Edmonton needs subsidized housing that can accommodate large families of refugees and immigrants, the co-ordinator of housing for the Mennonite Centre for Newcomers said Tuesday.
One out of five families she sees is too big for accommodation that is available in Edmonton, Delmy Garcia-Hoyt said.
"The most that I have seen is ... a four-bedroom. You cannot put a family of eight to nine children in a four-bedroom apartment plus the mom and the dad," Garcia-Hoyt said.
Yadira San Juan knows how challenging it can be for a family living in a space that is too small. San Juan came to Edmonton from Colombia three years ago as a single mother of five children and lived in a two-bedroom apartment.
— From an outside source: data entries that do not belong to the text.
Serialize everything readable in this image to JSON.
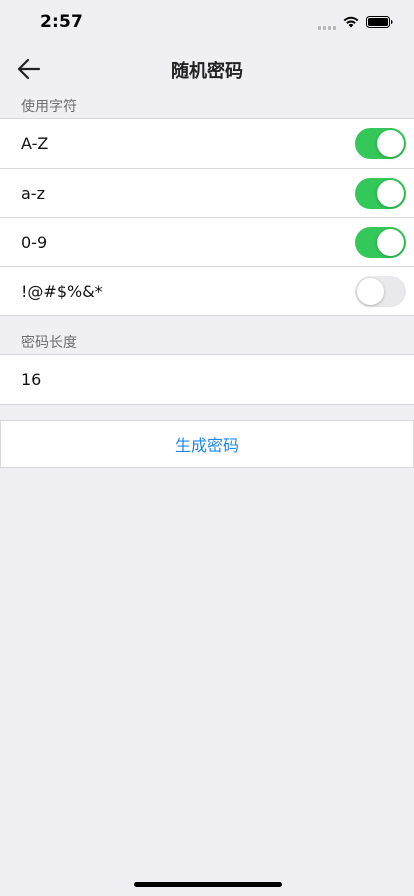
{
  "status_bar": {
    "time": "2:57",
    "icons": [
      "signal-icon",
      "wifi-icon",
      "battery-icon"
    ]
  },
  "nav": {
    "back_icon": "arrow-left-icon",
    "title": "随机密码"
  },
  "charset_section": {
    "header": "使用字符",
    "options": [
      {
        "label": "A-Z",
        "enabled": true
      },
      {
        "label": "a-z",
        "enabled": true
      },
      {
        "label": "0-9",
        "enabled": true
      },
      {
        "label": "!@#$%&*",
        "enabled": false
      }
    ]
  },
  "length_section": {
    "header": "密码长度",
    "value": "16"
  },
  "actions": {
    "generate_label": "生成密码"
  },
  "colors": {
    "toggle_on": "#34c759",
    "toggle_off": "#e9e9eb",
    "link_blue": "#1e88f0",
    "background": "#efeff4"
  }
}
Through Garcia-Hoyt as translator, San Juan says the cramped quarters put extra stress on her family.
"The stress came that we used to have lots of fights because we didn't have the space," San Juan said through Garcia-Hoyt.
Mohammad Nazari, his wife and eight children came from Afghanistan. They live in a subsidized housing complex, but because the family is so large its members live in separate townhouses, half a block apart.
Nazari is working 10-hour days, six days a week, to earn enough money to buy a house one day.
The social agencies that work with immigrants and refugees say affordable new housing being built by the city and the provincial government in Edmonton should include a few spaces specifically for large families.
Millions of dollars have been promised by both levels of government for affordable housing to be built in Edmonton over the next decade.